As best as possible throughout the major changes, try to ensure routines can remain stable. They may find greater calm amidst the storm. That can be as simple as maintaining their daily routines, mealtimes, preferred foods, activities, care and learning arrangements.
Consequently, as with any child, parental conflict can impact mood and behavior. Having an intellectual difficultly does not make a child immune from parental conflict and intensity of emotion. Depending on how the parents manage themselves, particularly when in proximity to the child, the child may be less affected.
Check for Signs of Distress
If a child has limited or no verbal skills, check for other signs of distress. These may be: changes in temperament, eating, toileting and sleeping. It remains the parent’s job to look for those telling signals and to problem solve between themselves. Hopefully they can find a resolution to the signs of distress.
Conversely, if a parent is uncertain about their child’s response to the situation, it can be helpful to obtain a consultation from a mental health professional. These individuals have direct knowledge, training and experience working with kids whose issues include intellectual differences.
Children with extraordinary care needs can be a challenge for any parent. Amidst separation and divorce, parents may be less available to each other to provide relief. Do consider how you may still offer each other such relief and/or deploy the support of others. Parental self-care will be another important aspect in helping your kids adjust.
Gary Direnfeld, MSW, RSW
Gary Direnfeld, MSW, RSW is a Canadian Social Worker in private practice. He is recognized from his 65 episodes of the hit show Newlywed/Nearly Dead, to over 650 columns as the parenting expert of a major metropolitan newspaper, to more than 600 media appearances, to his book, Marriage Rescue: Overcoming ten deadly sins in failing relationships.
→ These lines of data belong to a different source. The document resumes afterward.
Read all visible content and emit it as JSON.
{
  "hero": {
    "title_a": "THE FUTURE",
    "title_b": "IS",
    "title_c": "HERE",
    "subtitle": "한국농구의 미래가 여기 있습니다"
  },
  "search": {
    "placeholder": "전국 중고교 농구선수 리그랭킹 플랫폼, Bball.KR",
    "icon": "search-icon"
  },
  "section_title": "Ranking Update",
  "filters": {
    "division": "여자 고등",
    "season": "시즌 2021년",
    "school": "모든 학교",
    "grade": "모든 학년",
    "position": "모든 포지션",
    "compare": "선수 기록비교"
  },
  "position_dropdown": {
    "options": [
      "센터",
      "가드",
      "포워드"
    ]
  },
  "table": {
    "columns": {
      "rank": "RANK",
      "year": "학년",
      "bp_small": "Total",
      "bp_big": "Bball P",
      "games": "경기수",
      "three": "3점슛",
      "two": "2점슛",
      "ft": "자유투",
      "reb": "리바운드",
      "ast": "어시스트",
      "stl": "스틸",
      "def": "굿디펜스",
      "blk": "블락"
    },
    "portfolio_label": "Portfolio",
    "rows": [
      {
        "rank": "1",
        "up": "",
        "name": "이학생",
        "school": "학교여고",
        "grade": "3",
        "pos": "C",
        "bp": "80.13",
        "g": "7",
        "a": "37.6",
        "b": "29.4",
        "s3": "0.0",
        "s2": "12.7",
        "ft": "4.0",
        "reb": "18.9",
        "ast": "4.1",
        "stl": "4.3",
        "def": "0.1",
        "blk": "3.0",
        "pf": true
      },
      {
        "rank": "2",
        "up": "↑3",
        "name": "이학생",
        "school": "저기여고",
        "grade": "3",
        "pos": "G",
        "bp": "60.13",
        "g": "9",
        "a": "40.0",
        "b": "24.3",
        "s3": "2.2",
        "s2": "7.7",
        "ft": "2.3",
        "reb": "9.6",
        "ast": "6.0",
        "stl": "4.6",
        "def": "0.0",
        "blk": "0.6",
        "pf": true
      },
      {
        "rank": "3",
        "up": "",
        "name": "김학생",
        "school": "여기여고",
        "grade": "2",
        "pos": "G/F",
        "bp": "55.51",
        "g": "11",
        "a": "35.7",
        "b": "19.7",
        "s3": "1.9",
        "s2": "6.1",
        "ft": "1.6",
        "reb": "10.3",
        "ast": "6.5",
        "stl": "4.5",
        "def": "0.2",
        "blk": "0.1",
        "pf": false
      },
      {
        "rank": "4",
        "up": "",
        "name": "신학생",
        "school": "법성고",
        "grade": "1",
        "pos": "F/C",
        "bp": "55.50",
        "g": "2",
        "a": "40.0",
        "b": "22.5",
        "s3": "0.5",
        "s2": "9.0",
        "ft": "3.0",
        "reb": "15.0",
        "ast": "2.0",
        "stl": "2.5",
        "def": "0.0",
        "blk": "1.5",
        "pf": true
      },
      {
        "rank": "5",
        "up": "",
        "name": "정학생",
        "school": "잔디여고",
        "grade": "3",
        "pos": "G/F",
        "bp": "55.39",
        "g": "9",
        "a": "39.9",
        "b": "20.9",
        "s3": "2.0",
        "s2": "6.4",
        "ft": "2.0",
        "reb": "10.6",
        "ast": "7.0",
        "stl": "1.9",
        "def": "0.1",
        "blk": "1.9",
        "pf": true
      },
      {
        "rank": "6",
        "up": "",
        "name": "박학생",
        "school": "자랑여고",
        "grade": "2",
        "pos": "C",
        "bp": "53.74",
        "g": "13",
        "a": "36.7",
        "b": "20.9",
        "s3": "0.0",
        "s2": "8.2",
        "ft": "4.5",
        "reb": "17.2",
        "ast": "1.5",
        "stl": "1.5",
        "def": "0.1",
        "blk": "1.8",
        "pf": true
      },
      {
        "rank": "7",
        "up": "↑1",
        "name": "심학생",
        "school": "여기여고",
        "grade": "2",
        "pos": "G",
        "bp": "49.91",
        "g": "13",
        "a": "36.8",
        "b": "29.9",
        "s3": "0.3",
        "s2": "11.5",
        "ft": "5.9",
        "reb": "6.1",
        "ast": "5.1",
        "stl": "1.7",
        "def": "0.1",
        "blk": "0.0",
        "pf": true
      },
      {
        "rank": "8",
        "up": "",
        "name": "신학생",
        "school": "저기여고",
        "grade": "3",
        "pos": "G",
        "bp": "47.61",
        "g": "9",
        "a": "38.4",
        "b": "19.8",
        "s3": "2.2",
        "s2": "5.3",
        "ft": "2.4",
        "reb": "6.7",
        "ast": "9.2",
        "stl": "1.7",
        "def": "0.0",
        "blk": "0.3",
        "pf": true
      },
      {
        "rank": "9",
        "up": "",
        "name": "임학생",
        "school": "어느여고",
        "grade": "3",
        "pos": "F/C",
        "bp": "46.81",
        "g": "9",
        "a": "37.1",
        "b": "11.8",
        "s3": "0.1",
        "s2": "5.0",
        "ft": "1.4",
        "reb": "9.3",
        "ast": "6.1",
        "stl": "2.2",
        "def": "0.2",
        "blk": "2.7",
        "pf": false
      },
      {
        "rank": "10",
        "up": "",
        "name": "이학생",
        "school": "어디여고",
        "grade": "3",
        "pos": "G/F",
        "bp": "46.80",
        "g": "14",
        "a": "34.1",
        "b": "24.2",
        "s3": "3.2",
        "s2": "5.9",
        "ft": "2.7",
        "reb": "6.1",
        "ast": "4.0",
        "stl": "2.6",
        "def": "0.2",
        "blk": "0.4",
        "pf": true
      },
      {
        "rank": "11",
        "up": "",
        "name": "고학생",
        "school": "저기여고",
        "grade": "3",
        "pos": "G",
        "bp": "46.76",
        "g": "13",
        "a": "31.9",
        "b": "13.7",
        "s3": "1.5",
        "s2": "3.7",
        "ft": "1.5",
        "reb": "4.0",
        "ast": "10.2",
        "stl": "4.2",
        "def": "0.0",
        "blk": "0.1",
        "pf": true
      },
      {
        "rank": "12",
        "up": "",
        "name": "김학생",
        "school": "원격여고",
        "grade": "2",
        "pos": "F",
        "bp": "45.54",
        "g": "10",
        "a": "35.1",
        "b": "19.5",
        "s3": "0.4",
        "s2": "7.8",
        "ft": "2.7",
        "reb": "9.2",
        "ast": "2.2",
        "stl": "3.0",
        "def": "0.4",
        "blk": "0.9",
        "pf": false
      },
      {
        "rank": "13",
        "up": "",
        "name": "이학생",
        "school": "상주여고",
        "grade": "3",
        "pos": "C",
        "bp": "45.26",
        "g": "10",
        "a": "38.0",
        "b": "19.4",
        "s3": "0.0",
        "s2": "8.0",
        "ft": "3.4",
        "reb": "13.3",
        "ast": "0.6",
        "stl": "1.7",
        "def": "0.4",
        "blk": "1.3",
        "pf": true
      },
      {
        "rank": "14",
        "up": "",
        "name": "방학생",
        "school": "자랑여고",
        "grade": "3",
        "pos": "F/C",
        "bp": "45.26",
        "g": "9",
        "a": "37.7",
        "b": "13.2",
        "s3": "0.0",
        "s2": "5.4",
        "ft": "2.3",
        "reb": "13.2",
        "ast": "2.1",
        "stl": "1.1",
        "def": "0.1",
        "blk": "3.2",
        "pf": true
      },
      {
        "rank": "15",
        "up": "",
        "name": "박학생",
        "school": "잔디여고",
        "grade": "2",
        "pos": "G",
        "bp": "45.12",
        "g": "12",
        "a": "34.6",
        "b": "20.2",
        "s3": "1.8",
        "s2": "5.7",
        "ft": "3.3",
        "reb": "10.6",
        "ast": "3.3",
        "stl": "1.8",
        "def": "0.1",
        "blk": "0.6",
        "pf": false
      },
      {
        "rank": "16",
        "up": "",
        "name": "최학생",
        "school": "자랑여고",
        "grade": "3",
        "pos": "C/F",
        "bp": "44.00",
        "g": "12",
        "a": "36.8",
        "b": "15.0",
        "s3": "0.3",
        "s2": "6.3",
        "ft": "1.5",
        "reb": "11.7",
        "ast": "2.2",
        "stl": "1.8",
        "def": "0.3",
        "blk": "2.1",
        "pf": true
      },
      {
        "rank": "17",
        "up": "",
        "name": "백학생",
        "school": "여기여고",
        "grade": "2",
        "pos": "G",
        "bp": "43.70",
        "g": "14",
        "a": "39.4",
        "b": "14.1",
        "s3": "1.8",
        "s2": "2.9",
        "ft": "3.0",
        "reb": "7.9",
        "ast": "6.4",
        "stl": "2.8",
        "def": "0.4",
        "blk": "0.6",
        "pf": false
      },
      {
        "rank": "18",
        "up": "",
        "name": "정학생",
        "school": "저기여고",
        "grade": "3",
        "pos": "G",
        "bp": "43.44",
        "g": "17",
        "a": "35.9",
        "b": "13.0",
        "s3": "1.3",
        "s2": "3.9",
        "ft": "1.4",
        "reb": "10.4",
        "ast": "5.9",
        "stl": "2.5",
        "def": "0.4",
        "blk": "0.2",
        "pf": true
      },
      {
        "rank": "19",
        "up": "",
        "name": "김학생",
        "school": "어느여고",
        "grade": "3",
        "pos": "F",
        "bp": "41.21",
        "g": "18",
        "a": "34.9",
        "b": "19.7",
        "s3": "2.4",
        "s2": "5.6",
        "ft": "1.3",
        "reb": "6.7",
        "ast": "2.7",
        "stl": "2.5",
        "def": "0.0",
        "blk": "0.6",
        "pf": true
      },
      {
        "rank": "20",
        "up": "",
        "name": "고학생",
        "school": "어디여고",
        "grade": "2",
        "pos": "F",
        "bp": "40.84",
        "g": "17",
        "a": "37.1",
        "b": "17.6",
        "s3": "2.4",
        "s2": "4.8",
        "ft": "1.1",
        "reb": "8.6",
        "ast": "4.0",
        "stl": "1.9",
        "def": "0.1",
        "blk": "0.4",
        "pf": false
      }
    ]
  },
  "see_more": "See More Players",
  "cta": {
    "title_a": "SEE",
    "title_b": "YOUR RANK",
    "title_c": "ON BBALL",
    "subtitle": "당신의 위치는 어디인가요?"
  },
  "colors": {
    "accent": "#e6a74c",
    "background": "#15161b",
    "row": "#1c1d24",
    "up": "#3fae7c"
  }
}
Courts in Ontario, Canada, consider him an expert in social work, marital and family therapy, child development, parent-child relations and custody and access matters He speaks at conferences and workshops throughout Canada and the US and helps family peacemakers grow their practice.